● **Exercise directions**
Needed from the data below: all lines that contain the word "icon".

Interface dataset entries
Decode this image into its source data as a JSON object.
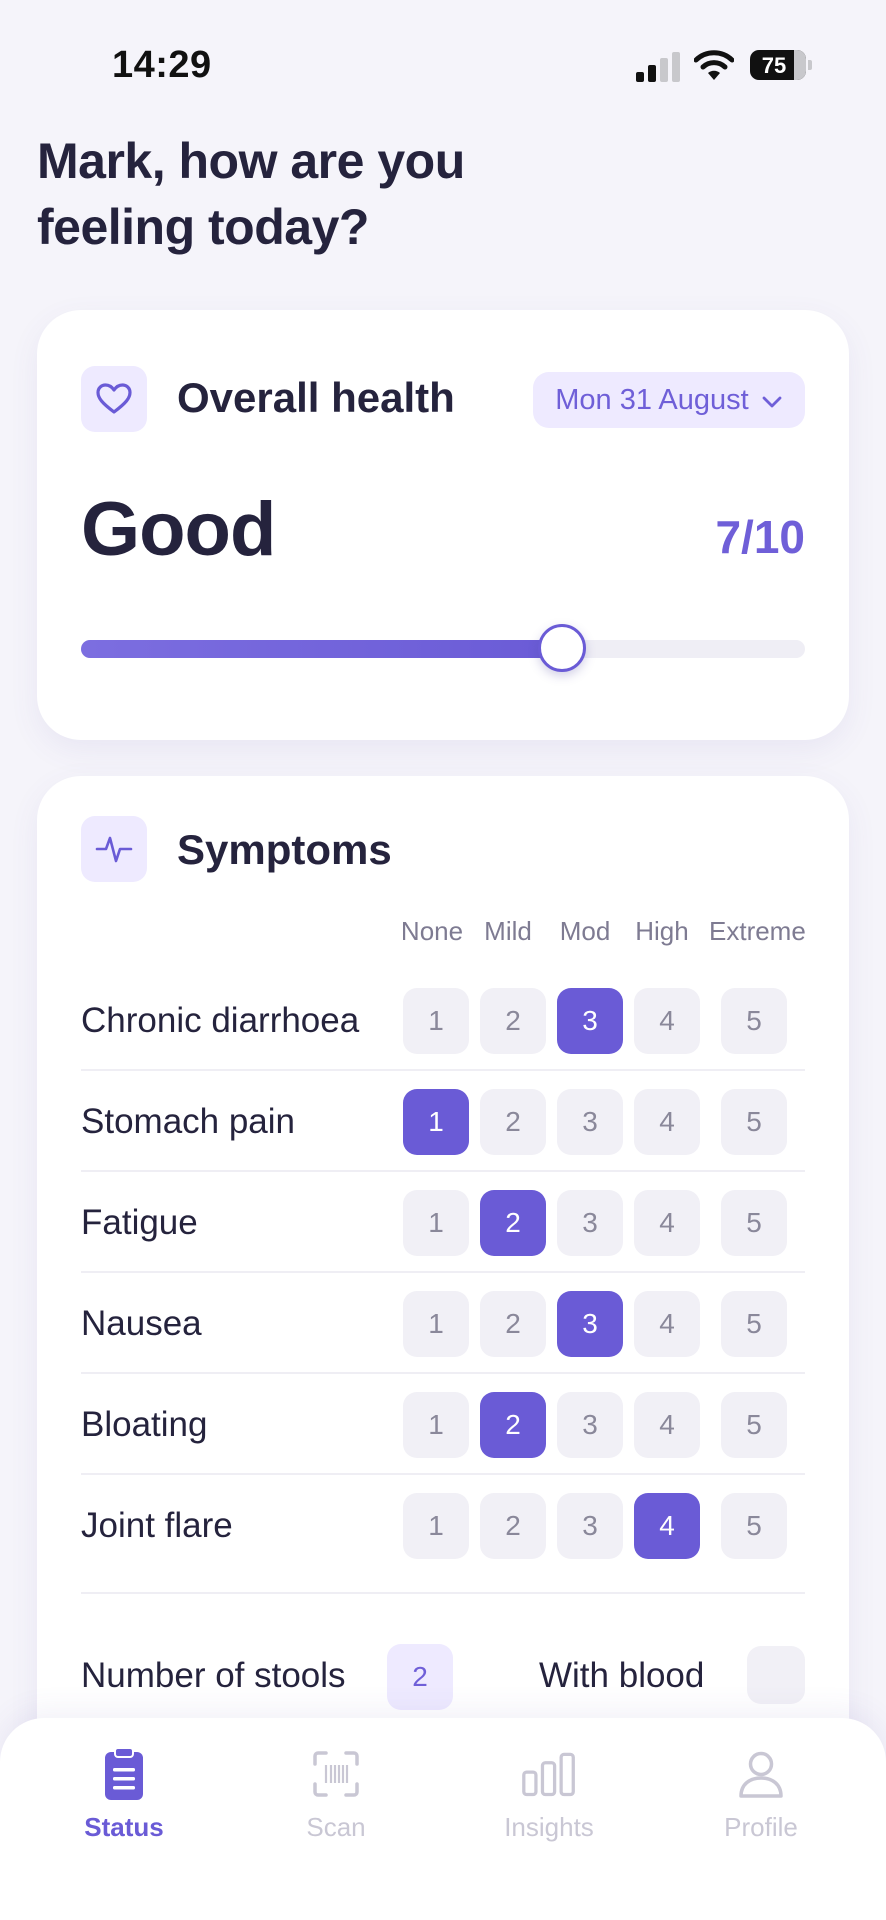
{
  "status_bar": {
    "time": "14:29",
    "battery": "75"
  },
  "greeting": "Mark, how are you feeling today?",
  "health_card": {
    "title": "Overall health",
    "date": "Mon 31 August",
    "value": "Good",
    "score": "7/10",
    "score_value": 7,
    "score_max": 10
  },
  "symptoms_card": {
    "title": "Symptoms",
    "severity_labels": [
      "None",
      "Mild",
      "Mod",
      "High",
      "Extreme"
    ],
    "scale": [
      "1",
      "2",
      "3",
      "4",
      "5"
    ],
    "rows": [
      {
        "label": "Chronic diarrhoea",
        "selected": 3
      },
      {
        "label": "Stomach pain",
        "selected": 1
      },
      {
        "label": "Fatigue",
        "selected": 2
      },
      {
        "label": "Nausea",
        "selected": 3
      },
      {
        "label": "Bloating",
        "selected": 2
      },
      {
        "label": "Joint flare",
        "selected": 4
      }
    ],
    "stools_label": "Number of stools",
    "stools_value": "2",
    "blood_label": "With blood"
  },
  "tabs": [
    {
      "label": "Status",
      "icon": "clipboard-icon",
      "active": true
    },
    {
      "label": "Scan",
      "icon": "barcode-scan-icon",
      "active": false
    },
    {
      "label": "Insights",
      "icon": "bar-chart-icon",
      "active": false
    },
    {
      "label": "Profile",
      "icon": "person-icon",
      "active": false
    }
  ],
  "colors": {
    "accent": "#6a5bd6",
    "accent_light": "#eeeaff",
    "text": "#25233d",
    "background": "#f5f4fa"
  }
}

● **Result of this task**
      "icon": "clipboard-icon",
      "icon": "barcode-scan-icon",
      "icon": "bar-chart-icon",
      "icon": "person-icon",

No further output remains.